I was disappointed, but returned to the team, and we carefully reviewed the history of the cafeteria operations. While there had never been a petition in the past, many students had independently communicated directly to the company about their concerns. Because the change to recyclables incurred higher costs to the operating company, they had ignored the student requests.
We thought about who could influence the company. The facility division had the authority to sign the contract with the company. The dean of students could advise the facility division about the environmental issues that students cared about at the Kennedy School, and student government could also alert the company and school about students’ concerns. We thought that it would be effective if we could set up a meeting together with the operating company, the facility division, the dean of students, student government, and the student representatives to talk about our goal. My team and I were just about to schedule a meeting when the operating company approached us. They had found recyclable plates and cutlery and would change to it soon.
To create changes, you have to analyze the power balance—who has the power, how can we draw that power to us, or how can we weaken that power—and make a strategy based on it.
At the end of our class, we had a party to celebrate the 80 grassroots campaigns created by 80 students. The students who had no previous grassroots experience designed campaigns ranging from rebuilding a deteriorated neighboring street and fundraising for disadvantaged kids to improving immigrant rights. Each student found the issues they cared about, built a team, recruited people, and took action.
Professor Ganz told us “grassroots activities are not only to make changes, but should also serve to build a foundation to lead a next bigger success.” Some classmates have continued to work on their campaigns which they started through the class. Fortunately, my campaign team also continues to work at the Kennedy School to reduce waste on campus.
On the first day of class, Professor Ganz shared an inspiring question that stays with me to this day: “If I am not for myself, who am I? When I am only for myself, what am I? And if not now, when?”
From now, let’s make a small change in our own communities! Our small successes will multiply to make the world a better place.
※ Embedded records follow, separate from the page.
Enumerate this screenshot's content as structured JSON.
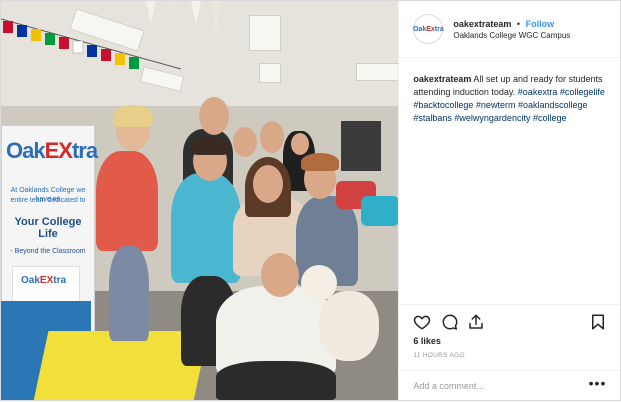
{
  "post": {
    "account": "oakextrateam",
    "separator": "•",
    "follow_label": "Follow",
    "location": "Oaklands College WGC Campus",
    "avatar_logo": {
      "pre": "Oak",
      "ex": "Ex",
      "post": "tra"
    },
    "photo": {
      "banner_brand": {
        "pre": "Oak",
        "ex": "EX",
        "post": "tra"
      },
      "banner_line1": "At Oaklands College we have an",
      "banner_line2": "entire team dedicated to",
      "banner_big": "Your College Life",
      "banner_sub": "- Beyond the Classroom",
      "panel_brand": {
        "pre": "Oak",
        "ex": "EX",
        "post": "tra"
      }
    },
    "caption": {
      "user": "oakextrateam",
      "text": "All set up and ready for students attending induction today.",
      "hashtags": [
        "#oakextra",
        "#collegelife",
        "#backtocollege",
        "#newterm",
        "#oaklandscollege",
        "#stalbans",
        "#welwyngardencity",
        "#college"
      ]
    },
    "likes": "6 likes",
    "timestamp": "11 HOURS AGO",
    "comment_placeholder": "Add a comment...",
    "more_options": "•••"
  },
  "icons": [
    "heart-icon",
    "comment-icon",
    "share-icon",
    "bookmark-icon"
  ]
}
Kanoko Kamata is an Ash Center research associate and a fellow with the Center for Popular Democracy, a national nonprofit that provides policy, organizing, and technical support to community-based organizations engaged in city and state-level policy campaigns. She is a MPA 2012 graduate of Harvard Kennedy School and a 2011-2012 Roy and Lila Ash Fellow in Democracy.